*You also may change your mind based on how the corners look when you add the battens.
No matter how much time you spend planning, you might want to line up your boards on the floor and see if the spacing fits the look you want. I had originally thought I’d like the boards closer, but after going to the garage and lining a few up with that spacing, it seemed too close together. So, I went back and made adjustments to the plan. Then, I spaced them closer than I planned anyway. (Face Palm)
Light Switches, Outlets
These items can really throw you for a loop. And, when I say you…I mean ME. My light switch is in the worst position for planning the top boards, and my outlet doesn’t let me plan the corner the way I’d like. Ugh.
What I ended up doing is creating a piece that mounted the light switch flush with the battens. Then, I cut top pieces from the same 4″ pieces that were used at the top of the battens on the rest of the walls. I tried to stay consistent with what had been done on the other walls in every way I could, aside from where the light switch was.
Decide whether or not you’re going to remove the baseboards. For this project, I removed ours, since it’s a small bathroom board and batten project, and I was worried about it looking uniform. I have done accent walls where I left the baseboards in place. It’s a personal choice.
I used a primed MDF board at 3.5″ (known as 4″) width. I would use the same type of board at the bottom for the battens to rest on, as well as the top of the battens.
Because this is a bathroom, not only did I have to account for light switches and outlets, but I also needed to plan to cut the boards for the pipe/water lines for the sink and the toilet water line. I normally use my multi-tool, but it died recently, and I had to use my jig saw.
Prepping your materials ahead of installation can have a major impact on your project. I had two wall sections where I installed the boards, then primed and painted after installing. Three of my walls needed prep work prior to gluing and nailing in place.
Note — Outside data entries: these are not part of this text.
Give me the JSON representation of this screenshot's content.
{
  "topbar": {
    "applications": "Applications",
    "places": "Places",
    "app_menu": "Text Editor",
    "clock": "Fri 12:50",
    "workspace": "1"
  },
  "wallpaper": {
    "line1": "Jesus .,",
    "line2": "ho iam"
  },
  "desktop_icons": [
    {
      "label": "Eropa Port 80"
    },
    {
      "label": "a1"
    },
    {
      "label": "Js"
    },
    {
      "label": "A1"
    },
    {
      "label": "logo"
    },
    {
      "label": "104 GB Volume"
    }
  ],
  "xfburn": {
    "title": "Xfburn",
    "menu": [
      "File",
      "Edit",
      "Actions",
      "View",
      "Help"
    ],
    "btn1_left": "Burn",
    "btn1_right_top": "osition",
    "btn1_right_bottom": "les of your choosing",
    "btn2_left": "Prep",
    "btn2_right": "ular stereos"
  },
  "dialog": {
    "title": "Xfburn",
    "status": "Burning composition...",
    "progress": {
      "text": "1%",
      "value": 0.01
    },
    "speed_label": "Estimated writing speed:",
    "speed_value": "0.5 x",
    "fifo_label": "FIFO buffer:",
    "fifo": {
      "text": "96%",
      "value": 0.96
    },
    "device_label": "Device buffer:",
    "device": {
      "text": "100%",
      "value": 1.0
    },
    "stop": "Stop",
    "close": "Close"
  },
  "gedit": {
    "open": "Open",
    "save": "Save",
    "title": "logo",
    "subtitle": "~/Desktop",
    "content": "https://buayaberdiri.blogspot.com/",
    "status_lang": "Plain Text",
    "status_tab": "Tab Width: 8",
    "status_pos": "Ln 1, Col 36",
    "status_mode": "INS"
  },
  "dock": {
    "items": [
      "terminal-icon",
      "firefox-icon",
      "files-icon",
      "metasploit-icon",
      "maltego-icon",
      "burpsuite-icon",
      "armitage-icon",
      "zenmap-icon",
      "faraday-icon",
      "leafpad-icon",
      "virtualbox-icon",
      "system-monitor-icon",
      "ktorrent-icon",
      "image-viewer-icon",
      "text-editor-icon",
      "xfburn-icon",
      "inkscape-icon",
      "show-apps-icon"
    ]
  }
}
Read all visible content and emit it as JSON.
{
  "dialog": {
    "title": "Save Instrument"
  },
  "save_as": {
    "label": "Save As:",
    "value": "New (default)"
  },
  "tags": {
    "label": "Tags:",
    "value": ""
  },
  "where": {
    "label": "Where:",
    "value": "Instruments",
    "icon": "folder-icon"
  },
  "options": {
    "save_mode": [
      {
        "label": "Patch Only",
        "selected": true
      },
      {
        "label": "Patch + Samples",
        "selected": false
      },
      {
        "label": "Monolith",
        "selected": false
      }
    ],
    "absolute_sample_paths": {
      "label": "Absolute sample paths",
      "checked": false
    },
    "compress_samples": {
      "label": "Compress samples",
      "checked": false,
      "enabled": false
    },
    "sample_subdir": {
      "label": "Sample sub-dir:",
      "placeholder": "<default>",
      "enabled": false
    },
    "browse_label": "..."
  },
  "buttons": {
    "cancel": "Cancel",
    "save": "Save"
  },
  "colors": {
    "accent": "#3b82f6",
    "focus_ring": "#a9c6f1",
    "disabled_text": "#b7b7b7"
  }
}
Those three boards got primed and painted before installing on the walls. I chose Behr’s Coney Island paint in an eggshell finish.
*I also underestimated the amount of paint…it’s a tiny powder room, and I’m only doing half the wall. So, I got a quart of paint. Turns out, I needed over a quart. Of course.
Because this board and batten wall treatment is going on every wall, I had to consider how it would butt up against the door frame. The backing board is .25″ thick, and the battens are .5″ thick. I was planning to use the same thickness of 4″ board for the top of the battens, just like the baseboard. So, what to put on the very top as the trim piece? Something VERY slim was needed.
I chose a trim piece that needed to be sanded in order to make it seamless.
I found this specific type of board at Menards.
Of course, the backing boards were cut and added first.
I primed, then painted everything–as much as possible, so I could just install pieces with at least one coat of paint. (It wasn’t always the case.)
Then, I measured and cut for the top board and the baseboards, joining them in the corners at 45º angles.
Doing one wall at a time, I added the corner battens or sides in place, then measured accurately for that wall to get correct spacing. They are not identical, since all the walls are different sizes, but I did it as close as possible.
I used a level to ensure the battens were getting nailed correctly, and I used a nail gun to install.
The top of the half wall is finished with a small wooden piece that lies flat, adding a small lip at the top.
More photos to come!
See the Progress: